Here is a brief analysis from the Institute for Development Studies (IfDS):
...The share price of the commercial banks listed in the stock exchange is very high with no relation whatsoever with the earnings of the concerned institutions. As a result, the capitalized value of the share price of the seventeen commercial banks is Rs. 259 billion, compared with the face value of not exceeding Rs. 30 billion. The main question that must be taken into account seriously by the monetary authorities is the continuity of such bubble in the share price. If such bubble bursts due to any reason, the country will be in a very difficult situation both politically and economically, as the experiences of several developed countries of the recent past suggest.
Nepal's stock market is so insulated to political situation and fiscal and monetary policies that the effect of a change in these variables would be felt in the stock exchange at the beginning of the next such change in the variables! Okay, this might seem a little inflated, but the reality is that the time lag is very long. Also, there are instances when the stock market was indifferent to the changes in fiscal and monetary policies. How could this happen?
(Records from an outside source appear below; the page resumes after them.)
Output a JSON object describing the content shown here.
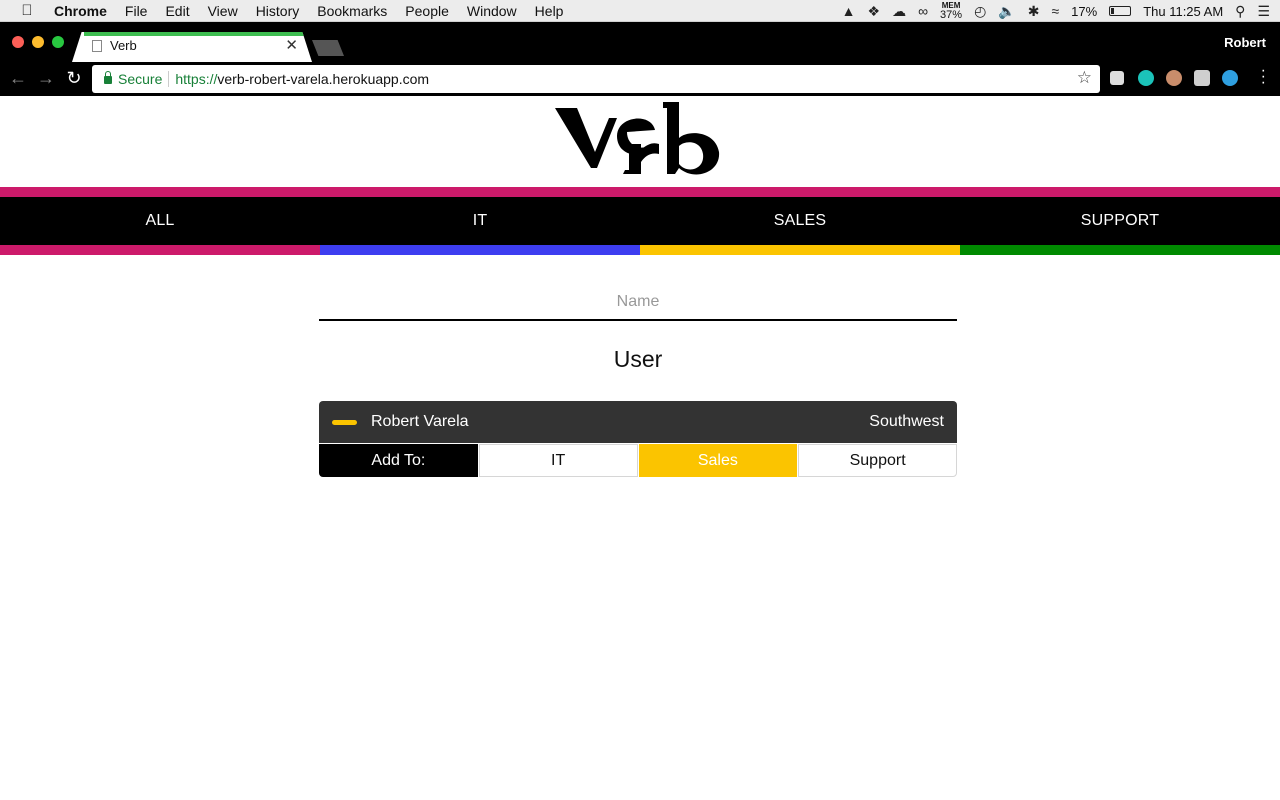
{
  "menubar": {
    "app": "Chrome",
    "items": [
      "File",
      "Edit",
      "View",
      "History",
      "Bookmarks",
      "People",
      "Window",
      "Help"
    ],
    "mem_label": "MEM",
    "mem_pct": "37%",
    "battery_pct": "17%",
    "battery_level": 0.17,
    "clock": "Thu 11:25 AM"
  },
  "browser": {
    "tab_title": "Verb",
    "profile": "Robert",
    "secure_label": "Secure",
    "url_scheme": "https://",
    "url_host": "verb-robert-varela.herokuapp.com"
  },
  "site": {
    "logo_text": "verb",
    "brand_color": "#cc1a6a",
    "nav": [
      {
        "label": "ALL",
        "color": "#cc1a6a"
      },
      {
        "label": "IT",
        "color": "#3d3df0"
      },
      {
        "label": "SALES",
        "color": "#fbc400"
      },
      {
        "label": "SUPPORT",
        "color": "#008a00"
      }
    ],
    "name_placeholder": "Name",
    "section_title": "User"
  },
  "user": {
    "name": "Robert Varela",
    "region": "Southwest",
    "marker_color": "#fbc400",
    "add_to_label": "Add To:",
    "options": [
      "IT",
      "Sales",
      "Support"
    ],
    "selected": "Sales"
  }
}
Note that there are 21 commercial banks, 58 development banks, 79 finance companies, 12 micro credit banks in Nepal. This for a population of around 26.4 million. Sadly, the handful of commercial banks are awash with liquidity and the poor people are yet to see this being channeled for investment/development purposes.